  • you’ll need 12 months of accurate energy data, which is much easier to start collecting now than trying to find at a later date
  • there will be pressure on ESOS Lead Assessors this time next year, which in turn could push up the cost of compliance
  • leaving it to the last minute means you may have no choice but to do an expensive full ESOS audit, rather than taking your time to identify the most effective route to compliance, building on existing energy savings measures/policies
  • undertaking an early ESOS scoping assessment will ensure that you opt for the most cost-effective solution, but also the one that identifies the most commercially and financially viable energy savings

The fines for qualifying organisations that do not submit a compliant audit could potentially reach £90,000, incentive enough to start the ESOS process now.

Manufacturing companies in the UK are expected to increase investment in energy management technology according to a report from Siemens, with 79% of UK manufacturers now seeing energy as a business critical issue.

“Energy, its use and its cost, will continue to be a key battleground for manufacturing organisations wishing to remain competitive as competition on a local, national and international stage accelerates”

The Siemens research found that self-generation was the primary area of investment, which serves the multiple objectives of reducing costs while delivering a decent long-term payback and reducing vulnerability to future supply interruptions.

While the importance of mitigating rising energy costs is accepted, barriers to investment remain, ranging from uncertain ROI, other priorities and the need for capital outlay, often leaving a disconnect between intentions and action.

Price risks

Just as important as reducing demand is managing the risk of volatile international energy markets, and ensuring that global trends and unexpected events (eg the Ukraine-Russia stand-off) don’t hit the bottom-line and competitiveness.
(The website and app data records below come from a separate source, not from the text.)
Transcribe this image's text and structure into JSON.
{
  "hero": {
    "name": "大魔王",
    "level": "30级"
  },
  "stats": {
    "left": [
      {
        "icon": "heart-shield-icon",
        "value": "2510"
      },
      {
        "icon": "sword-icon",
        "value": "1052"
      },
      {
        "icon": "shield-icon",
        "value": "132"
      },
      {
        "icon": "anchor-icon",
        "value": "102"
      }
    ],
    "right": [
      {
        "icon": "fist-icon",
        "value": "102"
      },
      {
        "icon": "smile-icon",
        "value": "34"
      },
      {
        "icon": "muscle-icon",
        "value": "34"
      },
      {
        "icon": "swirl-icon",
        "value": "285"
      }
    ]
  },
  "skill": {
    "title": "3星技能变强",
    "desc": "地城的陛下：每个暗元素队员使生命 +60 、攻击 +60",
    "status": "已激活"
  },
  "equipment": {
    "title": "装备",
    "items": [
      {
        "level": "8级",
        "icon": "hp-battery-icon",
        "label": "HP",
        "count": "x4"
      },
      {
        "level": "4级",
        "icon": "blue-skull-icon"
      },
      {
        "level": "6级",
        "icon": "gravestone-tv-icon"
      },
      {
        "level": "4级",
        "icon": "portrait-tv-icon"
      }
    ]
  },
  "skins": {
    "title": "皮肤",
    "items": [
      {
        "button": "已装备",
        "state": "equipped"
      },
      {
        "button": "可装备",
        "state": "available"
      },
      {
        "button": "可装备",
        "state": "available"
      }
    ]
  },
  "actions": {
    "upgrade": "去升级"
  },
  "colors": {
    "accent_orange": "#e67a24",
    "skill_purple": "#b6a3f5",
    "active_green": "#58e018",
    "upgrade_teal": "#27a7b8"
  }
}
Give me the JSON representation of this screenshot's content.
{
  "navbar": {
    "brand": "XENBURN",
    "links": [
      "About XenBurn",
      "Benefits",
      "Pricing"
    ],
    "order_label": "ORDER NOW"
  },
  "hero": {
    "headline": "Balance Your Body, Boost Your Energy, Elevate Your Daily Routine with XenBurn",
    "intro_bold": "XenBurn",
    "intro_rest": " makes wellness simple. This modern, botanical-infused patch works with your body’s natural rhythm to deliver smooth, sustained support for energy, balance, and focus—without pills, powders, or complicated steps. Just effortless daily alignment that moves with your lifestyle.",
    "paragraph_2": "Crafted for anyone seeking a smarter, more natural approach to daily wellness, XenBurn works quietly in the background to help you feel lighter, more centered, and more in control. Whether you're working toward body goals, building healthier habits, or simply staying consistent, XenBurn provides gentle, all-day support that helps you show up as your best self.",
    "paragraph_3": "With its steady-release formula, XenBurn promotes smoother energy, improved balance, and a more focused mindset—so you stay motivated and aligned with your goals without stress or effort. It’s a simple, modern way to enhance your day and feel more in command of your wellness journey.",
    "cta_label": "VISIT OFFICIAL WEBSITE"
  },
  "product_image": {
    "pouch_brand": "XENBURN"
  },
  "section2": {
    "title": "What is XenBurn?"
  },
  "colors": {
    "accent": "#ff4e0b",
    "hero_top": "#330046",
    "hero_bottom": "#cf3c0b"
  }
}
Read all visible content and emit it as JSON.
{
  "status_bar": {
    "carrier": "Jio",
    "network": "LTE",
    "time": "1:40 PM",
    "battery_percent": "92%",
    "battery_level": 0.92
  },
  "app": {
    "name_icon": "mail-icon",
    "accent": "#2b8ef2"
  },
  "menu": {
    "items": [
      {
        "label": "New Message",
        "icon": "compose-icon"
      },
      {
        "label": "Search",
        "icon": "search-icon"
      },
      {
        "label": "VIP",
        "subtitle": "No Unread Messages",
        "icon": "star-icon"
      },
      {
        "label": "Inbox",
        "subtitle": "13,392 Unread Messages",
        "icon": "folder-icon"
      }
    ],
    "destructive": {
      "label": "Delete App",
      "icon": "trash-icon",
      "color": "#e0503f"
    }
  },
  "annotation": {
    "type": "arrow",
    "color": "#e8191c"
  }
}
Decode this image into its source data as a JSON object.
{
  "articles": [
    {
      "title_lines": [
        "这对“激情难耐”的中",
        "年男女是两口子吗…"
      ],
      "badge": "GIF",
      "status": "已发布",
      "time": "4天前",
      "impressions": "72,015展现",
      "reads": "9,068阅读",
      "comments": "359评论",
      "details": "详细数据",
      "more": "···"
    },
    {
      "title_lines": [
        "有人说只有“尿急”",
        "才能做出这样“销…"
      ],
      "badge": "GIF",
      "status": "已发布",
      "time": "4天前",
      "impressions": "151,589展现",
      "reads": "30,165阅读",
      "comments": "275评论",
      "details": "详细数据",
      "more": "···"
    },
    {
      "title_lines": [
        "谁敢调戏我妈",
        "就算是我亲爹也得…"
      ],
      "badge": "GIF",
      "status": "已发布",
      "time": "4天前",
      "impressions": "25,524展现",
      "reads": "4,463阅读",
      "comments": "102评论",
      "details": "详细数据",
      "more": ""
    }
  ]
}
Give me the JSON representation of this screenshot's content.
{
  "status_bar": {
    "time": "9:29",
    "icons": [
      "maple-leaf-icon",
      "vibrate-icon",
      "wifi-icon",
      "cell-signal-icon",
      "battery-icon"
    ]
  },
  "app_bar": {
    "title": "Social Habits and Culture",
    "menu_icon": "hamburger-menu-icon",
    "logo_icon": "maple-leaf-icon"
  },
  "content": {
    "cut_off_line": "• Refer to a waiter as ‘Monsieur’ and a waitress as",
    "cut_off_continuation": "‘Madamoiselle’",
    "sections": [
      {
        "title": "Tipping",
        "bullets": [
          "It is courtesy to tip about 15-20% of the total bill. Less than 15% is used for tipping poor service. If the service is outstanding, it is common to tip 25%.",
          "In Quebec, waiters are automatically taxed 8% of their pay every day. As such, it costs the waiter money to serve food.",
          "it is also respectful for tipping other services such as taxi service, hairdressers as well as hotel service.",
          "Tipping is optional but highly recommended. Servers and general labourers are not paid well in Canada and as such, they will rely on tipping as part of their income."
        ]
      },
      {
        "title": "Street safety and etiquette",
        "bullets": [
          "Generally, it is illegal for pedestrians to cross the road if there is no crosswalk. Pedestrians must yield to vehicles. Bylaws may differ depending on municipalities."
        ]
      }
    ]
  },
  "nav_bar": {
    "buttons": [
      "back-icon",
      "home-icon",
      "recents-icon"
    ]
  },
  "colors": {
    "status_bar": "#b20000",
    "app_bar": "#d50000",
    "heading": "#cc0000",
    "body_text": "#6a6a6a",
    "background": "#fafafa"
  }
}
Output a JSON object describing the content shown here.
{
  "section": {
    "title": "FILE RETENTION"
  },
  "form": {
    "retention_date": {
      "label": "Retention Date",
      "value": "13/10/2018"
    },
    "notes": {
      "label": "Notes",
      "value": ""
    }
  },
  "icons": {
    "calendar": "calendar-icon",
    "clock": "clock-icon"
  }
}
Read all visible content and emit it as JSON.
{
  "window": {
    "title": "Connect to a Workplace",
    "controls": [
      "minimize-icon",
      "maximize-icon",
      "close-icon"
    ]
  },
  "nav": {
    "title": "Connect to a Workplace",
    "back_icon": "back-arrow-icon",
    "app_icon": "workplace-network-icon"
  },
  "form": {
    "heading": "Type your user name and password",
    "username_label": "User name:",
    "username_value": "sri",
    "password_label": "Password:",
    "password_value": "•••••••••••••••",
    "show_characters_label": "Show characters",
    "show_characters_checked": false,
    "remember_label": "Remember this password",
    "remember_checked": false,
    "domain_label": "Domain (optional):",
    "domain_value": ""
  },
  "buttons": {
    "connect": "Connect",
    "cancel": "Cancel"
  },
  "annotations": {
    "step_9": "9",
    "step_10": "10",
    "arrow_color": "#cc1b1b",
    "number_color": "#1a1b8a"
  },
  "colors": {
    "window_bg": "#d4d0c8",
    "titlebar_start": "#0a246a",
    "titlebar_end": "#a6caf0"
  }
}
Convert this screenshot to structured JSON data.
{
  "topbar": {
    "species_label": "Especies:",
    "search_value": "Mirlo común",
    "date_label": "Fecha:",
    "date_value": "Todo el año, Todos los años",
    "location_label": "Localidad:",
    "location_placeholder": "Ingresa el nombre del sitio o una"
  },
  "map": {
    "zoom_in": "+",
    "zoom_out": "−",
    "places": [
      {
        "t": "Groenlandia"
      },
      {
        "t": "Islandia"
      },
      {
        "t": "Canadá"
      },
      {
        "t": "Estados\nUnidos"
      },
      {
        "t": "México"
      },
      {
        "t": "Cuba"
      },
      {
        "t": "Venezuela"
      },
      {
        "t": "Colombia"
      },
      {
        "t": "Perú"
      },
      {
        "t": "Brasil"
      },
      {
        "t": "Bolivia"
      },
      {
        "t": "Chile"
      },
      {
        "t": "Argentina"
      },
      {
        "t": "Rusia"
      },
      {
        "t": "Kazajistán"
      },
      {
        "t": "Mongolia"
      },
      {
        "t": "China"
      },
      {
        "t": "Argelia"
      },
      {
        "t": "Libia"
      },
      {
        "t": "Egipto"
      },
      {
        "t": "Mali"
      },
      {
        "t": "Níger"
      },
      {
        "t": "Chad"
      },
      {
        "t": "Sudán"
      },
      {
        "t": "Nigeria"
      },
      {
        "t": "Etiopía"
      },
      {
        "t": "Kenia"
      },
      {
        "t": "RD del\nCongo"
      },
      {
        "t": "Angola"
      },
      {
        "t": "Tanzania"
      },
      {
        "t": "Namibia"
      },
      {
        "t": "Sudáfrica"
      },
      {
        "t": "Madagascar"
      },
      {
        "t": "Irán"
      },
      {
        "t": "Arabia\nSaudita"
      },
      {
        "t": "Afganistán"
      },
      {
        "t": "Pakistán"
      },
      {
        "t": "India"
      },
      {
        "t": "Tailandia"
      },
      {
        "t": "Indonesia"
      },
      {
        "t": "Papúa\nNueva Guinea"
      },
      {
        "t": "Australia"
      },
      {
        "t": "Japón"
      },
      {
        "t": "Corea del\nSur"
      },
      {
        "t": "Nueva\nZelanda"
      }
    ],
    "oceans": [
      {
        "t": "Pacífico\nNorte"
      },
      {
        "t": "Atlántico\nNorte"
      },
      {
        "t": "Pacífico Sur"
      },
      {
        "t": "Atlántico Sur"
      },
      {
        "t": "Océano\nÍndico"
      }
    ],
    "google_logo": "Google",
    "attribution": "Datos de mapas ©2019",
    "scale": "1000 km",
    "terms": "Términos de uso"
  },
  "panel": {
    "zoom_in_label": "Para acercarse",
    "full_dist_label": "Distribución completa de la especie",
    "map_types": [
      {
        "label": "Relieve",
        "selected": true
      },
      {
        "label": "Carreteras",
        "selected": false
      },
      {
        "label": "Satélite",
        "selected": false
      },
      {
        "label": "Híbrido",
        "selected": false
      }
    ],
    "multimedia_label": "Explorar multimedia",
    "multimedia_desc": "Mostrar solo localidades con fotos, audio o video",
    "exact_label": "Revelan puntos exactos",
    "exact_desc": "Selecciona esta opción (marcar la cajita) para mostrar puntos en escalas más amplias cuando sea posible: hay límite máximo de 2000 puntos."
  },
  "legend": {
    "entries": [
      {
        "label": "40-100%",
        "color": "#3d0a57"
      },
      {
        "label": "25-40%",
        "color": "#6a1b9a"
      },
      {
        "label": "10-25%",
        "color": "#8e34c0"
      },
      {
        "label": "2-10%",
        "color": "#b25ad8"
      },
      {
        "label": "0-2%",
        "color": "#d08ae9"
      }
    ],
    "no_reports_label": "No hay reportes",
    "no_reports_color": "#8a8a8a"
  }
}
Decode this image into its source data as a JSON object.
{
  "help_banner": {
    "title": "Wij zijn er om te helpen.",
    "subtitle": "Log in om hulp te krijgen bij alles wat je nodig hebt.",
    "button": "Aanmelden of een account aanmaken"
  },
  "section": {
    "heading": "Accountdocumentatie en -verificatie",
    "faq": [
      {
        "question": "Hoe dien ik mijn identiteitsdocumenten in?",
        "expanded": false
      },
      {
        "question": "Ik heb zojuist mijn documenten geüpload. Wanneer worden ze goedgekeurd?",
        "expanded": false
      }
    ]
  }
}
This requires a proactive approach

  • monitoring energy markets
  • timing contract renewals to avoid market spikes
  • choosing the right contract type (fixed v. flexible) depending on appetite for risk
  • ensuring you’re comparing like-for-like when assessing energy contracts (eg implications of fixed price and pass-through contracts)

This can be a pretty time-consuming process requiring specialised knowledge, which many companies don’t have the time or resources for, which is why around two-third of businesses use energy consultants/brokers.


One-third of commercial properties could fail to meet new energy efficiency standards being introduced in 2018, making it difficult for landlords to let these properties.

A DECC consultation proposes to make it mandatory for commercial properties with an F or G EPC rating to have efficiency improvements made before they can be let from 2018, which they predict could impact 18% of properties.

However, a recent report by consultants WSP predicts 35% could be affected due to a tightening of EPC scores over time. For instance, a building receiving an E rating today, might receive an F rating by 2018. Such a result would have a significant impact on the landlord’s ability to rent the building, while also impacting its value.

There are two immediate actions that can be taken to mitigate this risk however…

  • ensure that you have an up-to-date and accurate EPC that reflects any improvements, and is not based on old assumptions
  • focus on energy-efficient lighting, which has a positive impact on an EPC rating as well as a strong ROI

Improving the efficiency of a commercial property has other benefits including making them more attractive to potential tenants and improved investment value.